Interface dataset entries:
□ □ □ □ □

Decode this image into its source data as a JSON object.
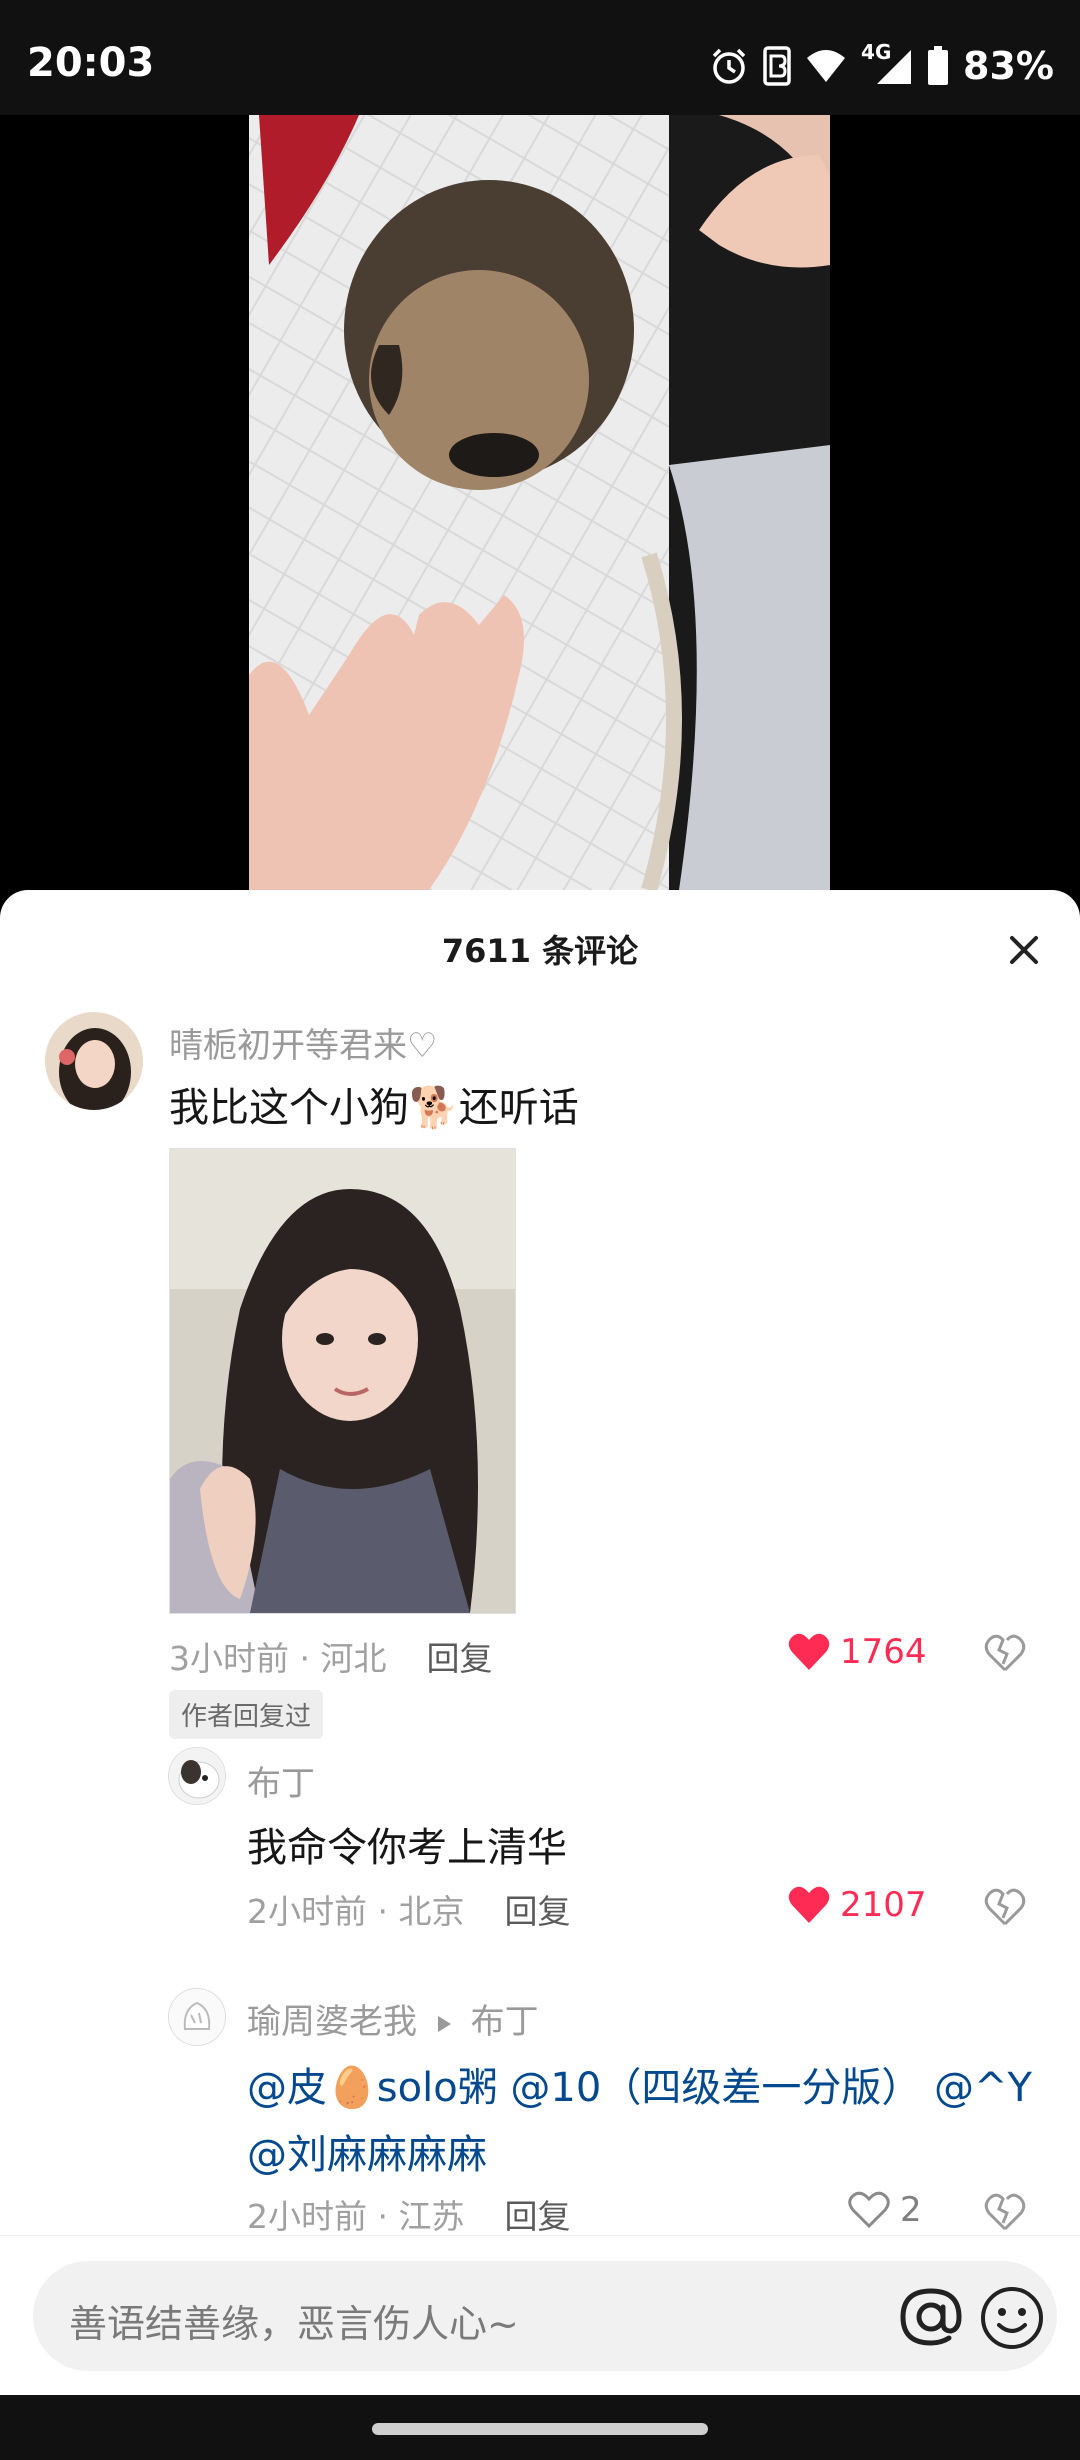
{
  "status_bar": {
    "time": "20:03",
    "network": "4G",
    "battery": "83%",
    "icons": [
      "alarm-icon",
      "data-saver-icon",
      "wifi-icon",
      "signal-icon",
      "battery-icon"
    ]
  },
  "sheet": {
    "title": "7611 条评论"
  },
  "comments": [
    {
      "username": "晴栀初开等君来♡",
      "text": "我比这个小狗🐕还听话",
      "has_image": true,
      "time_location": "3小时前 · 河北",
      "reply_label": "回复",
      "likes": "1764",
      "liked": true,
      "badge": "作者回复过",
      "replies": [
        {
          "username": "布丁",
          "text": "我命令你考上清华",
          "time_location": "2小时前 · 北京",
          "reply_label": "回复",
          "likes": "2107",
          "liked": true
        },
        {
          "username": "瑜周婆老我",
          "reply_to": "布丁",
          "mentions_line1": "@皮🥚solo粥 @10（四级差一分版） @^Y",
          "mentions_line2": "@刘麻麻麻麻",
          "time_location": "2小时前 · 江苏",
          "reply_label": "回复",
          "likes": "2",
          "liked": false
        }
      ]
    }
  ],
  "input": {
    "placeholder": "善语结善缘，恶言伤人心~"
  },
  "colors": {
    "like_active": "#fe2c55",
    "mention": "#04498d"
  }
}
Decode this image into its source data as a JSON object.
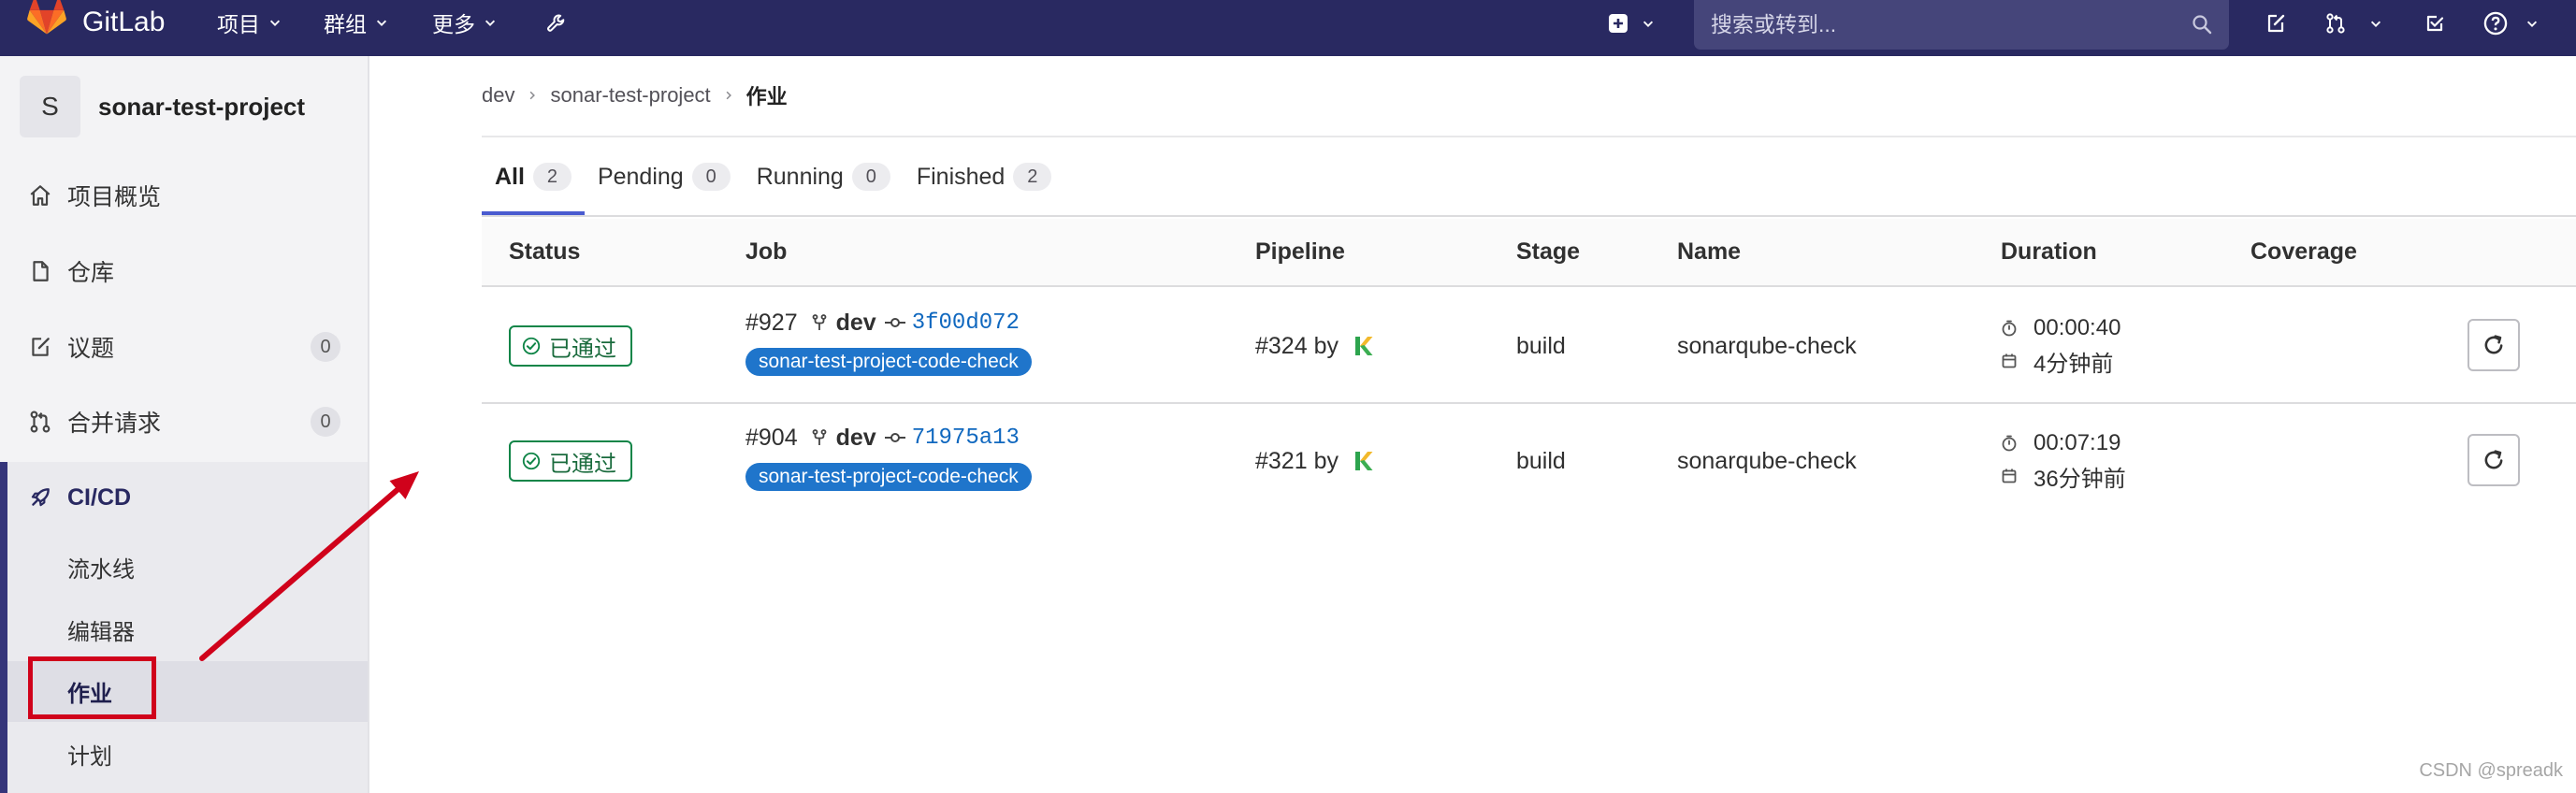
{
  "topbar": {
    "brand": "GitLab",
    "menu_projects": "项目",
    "menu_groups": "群组",
    "menu_more": "更多",
    "search_placeholder": "搜索或转到..."
  },
  "sidebar": {
    "avatar_letter": "S",
    "project_name": "sonar-test-project",
    "items": [
      {
        "label": "项目概览",
        "icon": "home-icon"
      },
      {
        "label": "仓库",
        "icon": "document-icon"
      },
      {
        "label": "议题",
        "icon": "issues-icon",
        "count": "0"
      },
      {
        "label": "合并请求",
        "icon": "merge-request-icon",
        "count": "0"
      }
    ],
    "cicd": {
      "label": "CI/CD",
      "icon": "rocket-icon",
      "active": true,
      "subitems": [
        {
          "label": "流水线",
          "active": false
        },
        {
          "label": "编辑器",
          "active": false
        },
        {
          "label": "作业",
          "active": true
        },
        {
          "label": "计划",
          "active": false
        }
      ]
    }
  },
  "breadcrumb": [
    "dev",
    "sonar-test-project",
    "作业"
  ],
  "tabs": [
    {
      "label": "All",
      "count": "2",
      "active": true
    },
    {
      "label": "Pending",
      "count": "0",
      "active": false
    },
    {
      "label": "Running",
      "count": "0",
      "active": false
    },
    {
      "label": "Finished",
      "count": "2",
      "active": false
    }
  ],
  "table": {
    "headers": {
      "status": "Status",
      "job": "Job",
      "pipeline": "Pipeline",
      "stage": "Stage",
      "name": "Name",
      "duration": "Duration",
      "coverage": "Coverage"
    },
    "rows": [
      {
        "status": "已通过",
        "job_id": "#927",
        "branch": "dev",
        "commit_sha": "3f00d072",
        "job_tag": "sonar-test-project-code-check",
        "pipeline_id": "#324",
        "pipeline_by": "by",
        "stage": "build",
        "name": "sonarqube-check",
        "duration": "00:00:40",
        "finished_ago": "4分钟前"
      },
      {
        "status": "已通过",
        "job_id": "#904",
        "branch": "dev",
        "commit_sha": "71975a13",
        "job_tag": "sonar-test-project-code-check",
        "pipeline_id": "#321",
        "pipeline_by": "by",
        "stage": "build",
        "name": "sonarqube-check",
        "duration": "00:07:19",
        "finished_ago": "36分钟前"
      }
    ]
  },
  "watermark": "CSDN @spreadk",
  "colors": {
    "topbar_bg": "#292961",
    "status_success": "#108548",
    "job_tag_bg": "#1f75cb",
    "link": "#1068bf",
    "tab_active": "#4a5bd0",
    "annotation_red": "#d0021b"
  }
}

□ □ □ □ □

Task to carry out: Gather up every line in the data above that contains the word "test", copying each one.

Reply to the exercise:
    "project_name": "sonar-test-project",
    "sonar-test-project",
        "job_tag": "sonar-test-project-code-check",
        "job_tag": "sonar-test-project-code-check",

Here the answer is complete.